**Extracted data**
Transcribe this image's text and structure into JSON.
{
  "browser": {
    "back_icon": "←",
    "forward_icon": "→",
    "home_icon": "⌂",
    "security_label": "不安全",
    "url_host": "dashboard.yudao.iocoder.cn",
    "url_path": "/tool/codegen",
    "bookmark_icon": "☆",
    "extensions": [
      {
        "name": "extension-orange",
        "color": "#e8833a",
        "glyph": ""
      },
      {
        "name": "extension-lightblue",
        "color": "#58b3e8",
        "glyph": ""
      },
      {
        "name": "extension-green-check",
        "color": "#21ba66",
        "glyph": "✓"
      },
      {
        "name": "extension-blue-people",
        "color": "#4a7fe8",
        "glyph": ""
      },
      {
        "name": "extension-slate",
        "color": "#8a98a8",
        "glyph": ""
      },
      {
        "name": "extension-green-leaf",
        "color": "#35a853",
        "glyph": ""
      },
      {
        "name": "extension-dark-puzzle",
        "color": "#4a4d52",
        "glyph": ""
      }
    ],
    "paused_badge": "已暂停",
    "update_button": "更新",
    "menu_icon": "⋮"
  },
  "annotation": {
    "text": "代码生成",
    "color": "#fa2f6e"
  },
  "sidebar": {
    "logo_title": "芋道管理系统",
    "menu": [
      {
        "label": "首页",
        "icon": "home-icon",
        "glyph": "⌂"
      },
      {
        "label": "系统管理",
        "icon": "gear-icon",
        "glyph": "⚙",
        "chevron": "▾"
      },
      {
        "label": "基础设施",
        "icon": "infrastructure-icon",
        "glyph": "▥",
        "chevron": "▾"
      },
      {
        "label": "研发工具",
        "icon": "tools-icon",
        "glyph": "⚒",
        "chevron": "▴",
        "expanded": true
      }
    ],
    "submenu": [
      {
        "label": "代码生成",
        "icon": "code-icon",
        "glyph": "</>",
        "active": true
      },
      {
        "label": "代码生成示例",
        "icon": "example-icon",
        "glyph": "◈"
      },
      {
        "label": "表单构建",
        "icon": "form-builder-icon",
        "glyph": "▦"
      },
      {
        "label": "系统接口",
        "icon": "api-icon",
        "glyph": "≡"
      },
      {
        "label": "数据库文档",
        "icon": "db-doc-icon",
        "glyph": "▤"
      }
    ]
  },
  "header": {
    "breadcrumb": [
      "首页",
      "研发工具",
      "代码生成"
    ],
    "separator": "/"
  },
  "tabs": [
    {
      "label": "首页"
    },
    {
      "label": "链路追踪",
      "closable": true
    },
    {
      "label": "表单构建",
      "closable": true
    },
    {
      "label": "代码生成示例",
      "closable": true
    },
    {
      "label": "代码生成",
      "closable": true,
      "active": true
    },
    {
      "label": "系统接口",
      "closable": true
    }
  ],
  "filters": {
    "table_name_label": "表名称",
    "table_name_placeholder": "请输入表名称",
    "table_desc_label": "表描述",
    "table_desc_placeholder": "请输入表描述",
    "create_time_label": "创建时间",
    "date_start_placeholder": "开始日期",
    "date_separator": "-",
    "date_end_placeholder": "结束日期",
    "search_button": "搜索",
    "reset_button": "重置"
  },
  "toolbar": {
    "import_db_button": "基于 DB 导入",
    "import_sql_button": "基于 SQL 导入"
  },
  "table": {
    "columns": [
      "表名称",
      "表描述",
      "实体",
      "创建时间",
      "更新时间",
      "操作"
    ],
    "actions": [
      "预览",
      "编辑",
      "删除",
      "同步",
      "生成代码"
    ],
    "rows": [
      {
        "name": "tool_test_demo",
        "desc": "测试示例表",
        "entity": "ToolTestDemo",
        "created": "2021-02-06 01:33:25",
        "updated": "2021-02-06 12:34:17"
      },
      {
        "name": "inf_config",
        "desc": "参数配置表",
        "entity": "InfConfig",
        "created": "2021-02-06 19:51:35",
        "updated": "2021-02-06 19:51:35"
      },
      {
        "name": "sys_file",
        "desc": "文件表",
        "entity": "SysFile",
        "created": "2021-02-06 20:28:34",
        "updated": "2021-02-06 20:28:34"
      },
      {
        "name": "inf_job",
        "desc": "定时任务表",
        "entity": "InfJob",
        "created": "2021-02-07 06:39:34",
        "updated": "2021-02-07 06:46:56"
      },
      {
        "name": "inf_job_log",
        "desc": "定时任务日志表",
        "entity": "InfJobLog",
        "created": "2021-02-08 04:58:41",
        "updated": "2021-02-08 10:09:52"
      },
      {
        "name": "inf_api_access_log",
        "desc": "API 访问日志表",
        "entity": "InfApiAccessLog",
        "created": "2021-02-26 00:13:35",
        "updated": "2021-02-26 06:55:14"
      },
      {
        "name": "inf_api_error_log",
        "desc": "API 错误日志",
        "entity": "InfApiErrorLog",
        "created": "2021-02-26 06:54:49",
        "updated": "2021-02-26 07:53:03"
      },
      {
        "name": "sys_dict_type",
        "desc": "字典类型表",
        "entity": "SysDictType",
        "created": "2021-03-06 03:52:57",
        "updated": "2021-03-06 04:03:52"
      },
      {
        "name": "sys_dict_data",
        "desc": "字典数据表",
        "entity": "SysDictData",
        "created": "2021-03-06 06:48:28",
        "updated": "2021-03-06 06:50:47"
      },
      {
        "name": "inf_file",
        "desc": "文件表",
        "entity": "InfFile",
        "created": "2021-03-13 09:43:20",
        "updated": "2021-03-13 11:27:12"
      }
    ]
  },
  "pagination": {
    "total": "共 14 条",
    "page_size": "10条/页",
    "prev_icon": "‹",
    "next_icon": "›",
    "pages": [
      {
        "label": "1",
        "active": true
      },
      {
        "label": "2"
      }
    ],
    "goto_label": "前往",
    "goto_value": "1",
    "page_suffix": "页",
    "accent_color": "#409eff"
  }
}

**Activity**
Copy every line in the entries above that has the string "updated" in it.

**Solution below**
        "updated": "2021-02-06 12:34:17"
        "updated": "2021-02-06 19:51:35"
        "updated": "2021-02-06 20:28:34"
        "updated": "2021-02-07 06:46:56"
        "updated": "2021-02-08 10:09:52"
        "updated": "2021-02-26 06:55:14"
        "updated": "2021-02-26 07:53:03"
        "updated": "2021-03-06 04:03:52"
        "updated": "2021-03-06 06:50:47"
        "updated": "2021-03-13 11:27:12"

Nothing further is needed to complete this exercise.